Retirement Savings: Comparing a 401k to Real Estate
Building a diversified portfolio with multiple income streams is a great strategy for financial freedom and early retirement. Income diversification makes it easier to navigate market downturns by relying on the income streams experiencing less volatility.
A 401k account is a practical and tax efficient way to invest in stocks and bonds for retirement. 401k contributions can be automatic along with the investment allocations. And many 401k plans offer an employee match, which is an immediate and risk free return on your contributions.
Rental properties are a nice complement to 401k accounts, providing both real estate appreciation and rental income. Rentals require more of an investor's time, but as an asset class they can provide excellent returns. This is due to leverage which allows an investor to acquire a property with a modest down payment, but benefit from the entire property appreciating.

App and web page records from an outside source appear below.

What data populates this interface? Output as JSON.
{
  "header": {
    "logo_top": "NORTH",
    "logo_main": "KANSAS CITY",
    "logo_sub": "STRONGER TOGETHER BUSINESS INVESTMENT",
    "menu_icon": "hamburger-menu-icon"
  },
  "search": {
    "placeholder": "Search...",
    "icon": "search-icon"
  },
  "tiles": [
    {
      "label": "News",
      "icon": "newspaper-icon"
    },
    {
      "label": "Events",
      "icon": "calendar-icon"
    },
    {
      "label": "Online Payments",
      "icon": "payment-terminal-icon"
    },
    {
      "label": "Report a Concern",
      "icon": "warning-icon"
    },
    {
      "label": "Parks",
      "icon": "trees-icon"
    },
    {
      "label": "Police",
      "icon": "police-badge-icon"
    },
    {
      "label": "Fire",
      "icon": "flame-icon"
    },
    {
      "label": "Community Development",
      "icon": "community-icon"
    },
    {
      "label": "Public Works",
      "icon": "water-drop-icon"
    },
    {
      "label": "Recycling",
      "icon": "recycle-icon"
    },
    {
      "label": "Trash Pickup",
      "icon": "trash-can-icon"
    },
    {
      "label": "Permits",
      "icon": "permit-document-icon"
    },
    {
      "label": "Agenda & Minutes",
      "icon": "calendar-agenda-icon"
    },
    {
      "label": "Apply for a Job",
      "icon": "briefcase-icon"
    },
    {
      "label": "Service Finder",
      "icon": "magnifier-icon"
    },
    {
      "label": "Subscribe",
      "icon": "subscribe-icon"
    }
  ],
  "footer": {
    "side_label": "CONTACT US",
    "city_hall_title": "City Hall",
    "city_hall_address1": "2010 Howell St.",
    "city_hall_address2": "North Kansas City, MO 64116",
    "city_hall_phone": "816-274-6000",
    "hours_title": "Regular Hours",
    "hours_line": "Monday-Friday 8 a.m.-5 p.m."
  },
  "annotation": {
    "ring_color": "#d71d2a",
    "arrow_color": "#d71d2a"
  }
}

For example, if a $200,000 property bought with a $20,000 down payment appreciates in value by 5% it is now worth $210,000. The investor has earned $10,000 or 50% on their $20,000 down payment. The key to success with real estate is to only take mortgage debt you can responsibly manage.
Below is a comparison of using a 401k and a rental property to save for retirement. The figures below are based on actual returns, but keep in mind future returns will vary based on market conditions.
Real Estate Example
In 2013 our investor, whom we will call Danny, began researching cities with undervalued real estate. He looked for places where property values would likely increase due to rising populations and job growth. He found a location he liked and bought a single family home which became an investment property in January 2014.
He paid $385,000 with a 10% down payment of $38,500. He paid another $4,500 in closing costs for a total investment of $43,000. He financed the property with a 15-year fixed rate mortgage. (Note: lenders will generally want a down payment of 20% for investment properties). In the first year the rents covered the mortgage and expenses, but offered little profit.
Danny's analysis of the region proved correct and the properties quickly appreciated in value. When his equity in the property reached 20% he was able to remove the private mortgage insurance, saving $170 per month. He also raised the rent, which earned him a few hundred dollars in monthly profit. He used these profits to pay down the mortgage balance. He worked with a property manager to mange the property, find new tenants as needed and make necessary repairs. Overall, he found the time commitment for this investment to be manageable.
In January 2022 eight years have passed. Danny's loan balance is $150,000 and his total investment is $71,000. This includes the $43,000 from buying the property and $28,000 in rental income he used to pay down the mortgage. The rental income continues to cover the monthly mortgage payments, so Danny has not put any more of his own money into the property.
The property is now worth $1 million giving him equity of $850,000 after subtracting his mortgage balance. He continues to earn a few hundred dollars a month in rental profits which he uses to pay down the mortgage.
Danny started with his current employer in 2000 and immediately began contributing to his employer's 401k plan. His employer also matched part of his contributions helping his savings grow. Unlike real estate, a 401k can be a very passive investment. Danny's contributions are automatically taken out of his paycheck. He invested primarily in low cost stock index funds, but more recently added some bonds to his portfolio.
As of January 2022, Danny contributed a total of $326,000 to his 401k over the 21 years. His portfolio is now worth $1 million with $674,000 coming from appreciation, reinvested dividends and his employer's matching contributions.
Comparing Real Estate to the 401k
Both of these investments provided Danny with an asset worth $1 million. He also earns passive income, in the form of rents from the property, and dividends/interest from the stocks and bonds. With real estate Danny was able to turn $71,000 into $850,000 over eight years. This was an excellent return, but not unique for real estate over the last decade. Once the property is paid off in a few years he expects to earn at least $40,000 per year in rental income after expenses.
Danny's 401k helped him save $1 million for retirement. It took his 401k portfolio about 18 years to reach $850,000 which was a decade longer than his real estate investment. Also it required about $50,000 more in 401k contributions to get there. But, one of key advantages of his 401k was that he could start from his first paycheck without any prior savings. With real estate he needed to save for a down payment.
And although the 401k returns were lower, it was still a wise investment decision. It allowed Danny to save on his annual taxes each year by sheltering part of income. When he eventually pays income tax on his 401k withdrawals he will be in a lower tax bracket because he will have retired. The 401k also allows Danny to diversify his retirement savings with a solid portfolio of stocks and bonds. He expects this portfolio to also generate $40,000 a year in income when he retires.
Future Plans and More Income Streams
Danny still plans to work for the next decade and will be able to save more in a 401k with his new employer. He is also looking to add one or two more rental properties to bolster his future rental income. Over time he wants to start a small business to create a third revenue stream. When he reaches age 67 he will be eligible for Social Security Retirement Benefits which will provide a fourth income stream. Danny is very close to reaching his goal of financial freedom. More importantly he is doing it with multiple income streams which will provide for a more secure and durable retirement.